> [HOW TO COMPLETE THIS TASK]
Provide only the number of lines in the following data that contain "object".

------

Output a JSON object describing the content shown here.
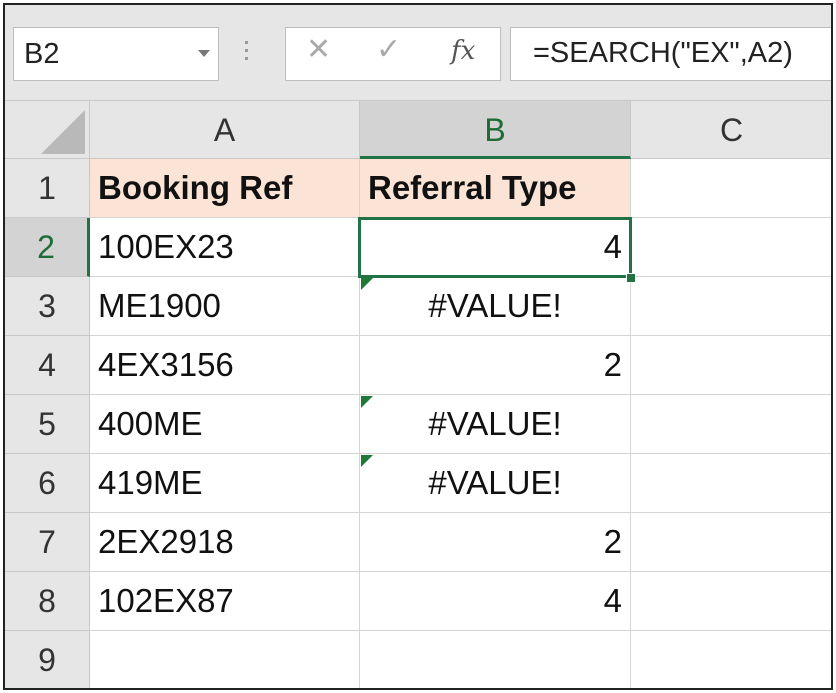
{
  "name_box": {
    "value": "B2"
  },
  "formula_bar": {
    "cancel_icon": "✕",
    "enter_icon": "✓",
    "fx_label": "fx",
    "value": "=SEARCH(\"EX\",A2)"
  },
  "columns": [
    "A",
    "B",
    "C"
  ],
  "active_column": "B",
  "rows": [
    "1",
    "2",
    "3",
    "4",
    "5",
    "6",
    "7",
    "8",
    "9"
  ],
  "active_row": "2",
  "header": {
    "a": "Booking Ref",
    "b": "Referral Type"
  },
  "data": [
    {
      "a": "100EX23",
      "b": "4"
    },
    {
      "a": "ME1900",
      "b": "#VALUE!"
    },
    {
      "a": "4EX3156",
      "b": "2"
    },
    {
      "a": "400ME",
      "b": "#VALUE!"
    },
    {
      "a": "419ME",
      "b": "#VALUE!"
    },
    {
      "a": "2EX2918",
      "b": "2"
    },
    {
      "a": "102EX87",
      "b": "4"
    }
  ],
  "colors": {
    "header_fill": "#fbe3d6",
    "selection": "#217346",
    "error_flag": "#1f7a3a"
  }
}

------

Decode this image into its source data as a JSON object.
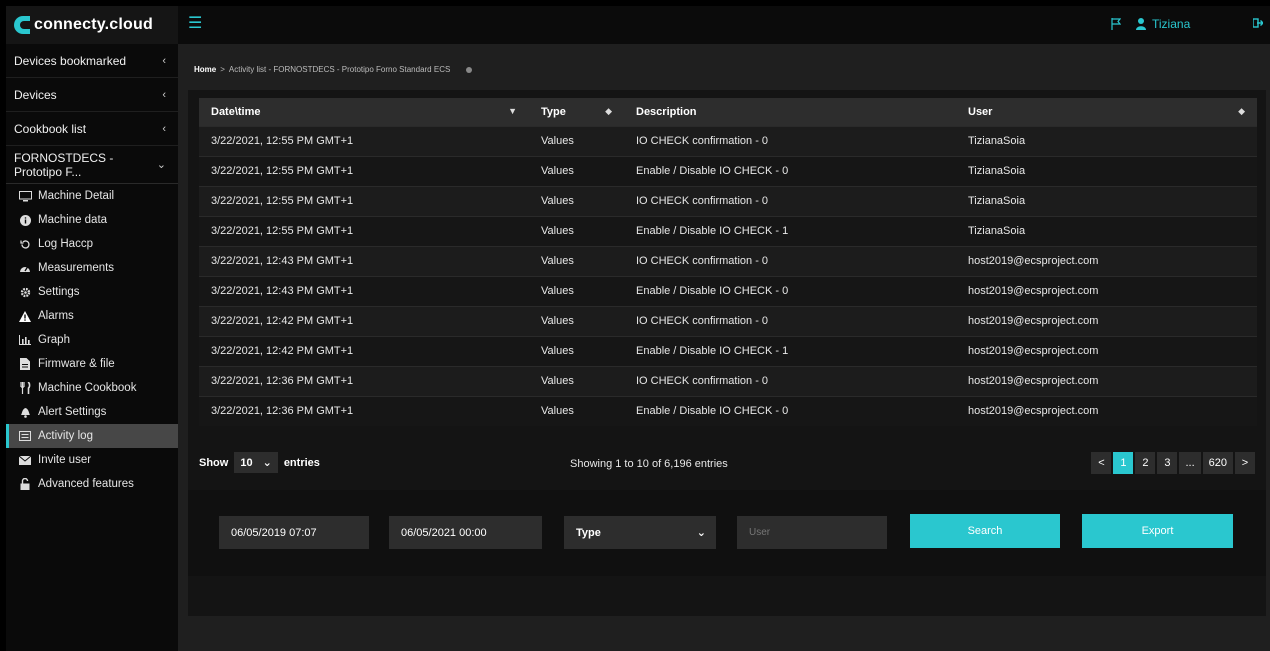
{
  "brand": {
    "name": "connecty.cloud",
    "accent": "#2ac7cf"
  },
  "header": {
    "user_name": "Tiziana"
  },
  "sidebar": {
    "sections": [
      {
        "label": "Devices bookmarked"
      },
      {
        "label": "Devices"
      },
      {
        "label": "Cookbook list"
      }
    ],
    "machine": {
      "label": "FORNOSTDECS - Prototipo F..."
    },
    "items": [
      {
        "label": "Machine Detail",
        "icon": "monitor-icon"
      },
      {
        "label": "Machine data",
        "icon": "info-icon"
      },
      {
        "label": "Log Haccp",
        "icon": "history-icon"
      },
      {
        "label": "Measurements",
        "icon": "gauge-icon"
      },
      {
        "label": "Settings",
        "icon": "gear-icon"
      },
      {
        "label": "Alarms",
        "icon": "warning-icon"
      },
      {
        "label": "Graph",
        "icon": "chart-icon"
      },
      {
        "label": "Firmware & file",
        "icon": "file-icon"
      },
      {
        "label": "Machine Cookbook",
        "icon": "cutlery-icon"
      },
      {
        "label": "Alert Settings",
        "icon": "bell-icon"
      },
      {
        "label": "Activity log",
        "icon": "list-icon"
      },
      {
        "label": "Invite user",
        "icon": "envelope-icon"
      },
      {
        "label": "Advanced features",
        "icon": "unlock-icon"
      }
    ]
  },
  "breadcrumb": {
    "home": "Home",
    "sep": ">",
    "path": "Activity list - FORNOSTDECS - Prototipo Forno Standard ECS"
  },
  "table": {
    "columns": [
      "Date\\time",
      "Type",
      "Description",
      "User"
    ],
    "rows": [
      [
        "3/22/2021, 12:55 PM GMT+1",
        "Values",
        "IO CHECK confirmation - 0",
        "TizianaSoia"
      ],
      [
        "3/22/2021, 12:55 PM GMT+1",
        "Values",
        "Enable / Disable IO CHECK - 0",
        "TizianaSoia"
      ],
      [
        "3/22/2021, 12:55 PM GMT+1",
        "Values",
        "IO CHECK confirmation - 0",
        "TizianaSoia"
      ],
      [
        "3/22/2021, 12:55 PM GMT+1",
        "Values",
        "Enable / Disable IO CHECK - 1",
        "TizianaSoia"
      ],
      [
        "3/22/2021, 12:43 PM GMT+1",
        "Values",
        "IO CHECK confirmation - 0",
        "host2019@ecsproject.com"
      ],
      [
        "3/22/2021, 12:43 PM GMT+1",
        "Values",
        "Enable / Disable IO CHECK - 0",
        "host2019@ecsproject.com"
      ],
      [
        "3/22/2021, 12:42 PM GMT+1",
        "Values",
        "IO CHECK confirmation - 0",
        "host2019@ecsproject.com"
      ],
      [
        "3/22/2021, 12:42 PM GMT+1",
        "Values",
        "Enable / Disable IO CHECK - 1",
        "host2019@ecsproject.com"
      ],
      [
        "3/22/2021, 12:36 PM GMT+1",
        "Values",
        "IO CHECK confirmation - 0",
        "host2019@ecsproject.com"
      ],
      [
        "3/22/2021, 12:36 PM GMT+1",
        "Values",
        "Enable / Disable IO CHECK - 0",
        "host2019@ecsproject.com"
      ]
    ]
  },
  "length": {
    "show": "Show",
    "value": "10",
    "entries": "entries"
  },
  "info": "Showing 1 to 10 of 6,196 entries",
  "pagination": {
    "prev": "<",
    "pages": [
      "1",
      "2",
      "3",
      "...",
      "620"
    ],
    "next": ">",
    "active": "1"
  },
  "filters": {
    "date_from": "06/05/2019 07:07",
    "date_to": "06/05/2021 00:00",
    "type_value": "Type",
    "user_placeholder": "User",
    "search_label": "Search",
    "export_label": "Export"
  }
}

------

> [ANSWER BOX]
2